if not ret:
if cv2.waitKey(1) & 0xFF == ord('q'):
3. Label the data: You must label the data if you are using your dataset. Drawing bounding boxes around the items you wish to identify in each frame of an image. It is the process of labeling the data. You may use several tools to assist you with this operation, including LabelImg and RectLabel.
4- You must divide the data into training and testing sets after you have tagged it. This is crucial for assessing how well your model performs.
5. Finally, you might need to preprocess the data before training or testing. This can entail scaling the pictures or videos, standardizing the pixel values, or using methods for data augmentation.
After completing these steps, your data is ready.
Run the detection script
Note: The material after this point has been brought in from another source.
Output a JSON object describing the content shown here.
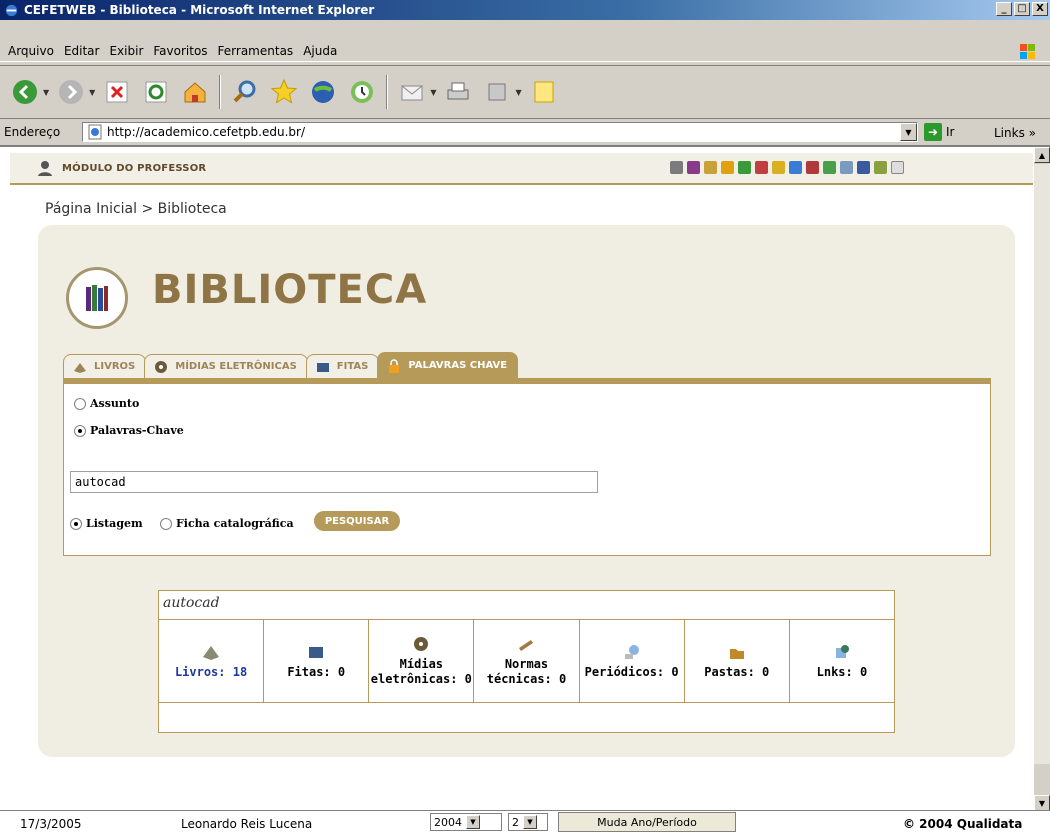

Here is an illustration of a detection script that analyzes a picture and finds objects.
# Pre-trained weights should be loaded.
weights = 'path/to/weights.pt'
# Set the detection confidence level
conf_thres = 0.5
# Set the Non-Maxima Suppression (NMS) threshold
nms_thres = 0.5
# Create the detector object
detector = yolov5.YOLOv5(weights, conf_thres, nms_thres)
# Load the image
img = cv2.imread('path/to/image')
# Perform object detection
detections = detector.detect(img)
# Print the detections
for x1, y1, x2, y2, conf, cls_conf, cls_pred in detections:
print("Bounding box:", (x1, y1, x2, y2))
Non-maximum suppression is one of the most frequent post-processing techniques used in object detection (NMS). We use NMS to eliminate overlapping bounding boxes for the same object. To execute NMS on the detections, we can use the OpenCV library’s cv2.dnn.NMSBoxes() method.
Here’s an example of how to post-process detections using NMS.
# Perform Non-Maxima Suppression (NMS)
indices = cv2.dnn.NMSBoxes(detections, confidences, conf_thres, nms_thres)
In the case of visualization, we can again use a library like OpenCV. We can display the bounding boxes around the discovered objects on the source picture or video. To draw the image’s bounding boxes, use the cv2.rectangle() method. Here’s how to view the detections on the original image:
# Draw the bounding boxes on the image
for I in indices:
i = i
x1, y1, x2, y2 = detections[i], detections[i], detections[i], detections[i]
cv2.rectangle(img, (x1, y1), (x2, y2), (255, 0, 0), 2)
cv2.putText(img, classes[class_ids[i]], (x1, y1), cv2.FONT_HERSHEY_SIMPLEX, 1, (255, 255, 255), 2)
# Show the image
cv2.imshow("Object Detection", img)
YOLOv5 is a strong object identification model. Hence, we can make use of it in many real-world scenarios. One of the most prominent uses is in self-driving cars. YOLOv5 can identify items in real-time such as automobiles and traffic lights.
In surveillance systems, we can use YOLOv5 to recognize and track objects in live video streams. Furthermore, YOLOv5 can be a great asset in robotics. It can help robots detect and comprehend their surroundings. This is extremely important for activities like navigation and manipulation.
YOLOv5 may also be utilized in any industry that requires object detection, such as retail, sports, medical, and security.
Finally, YOLOv5 is the most recent and sophisticated version of the YOLO family of object detection models
. Also, it is fair to say that it is the most accurate object detection model available. Thanks to its high accuracy and speed, you can safely choose it for your object detection projects.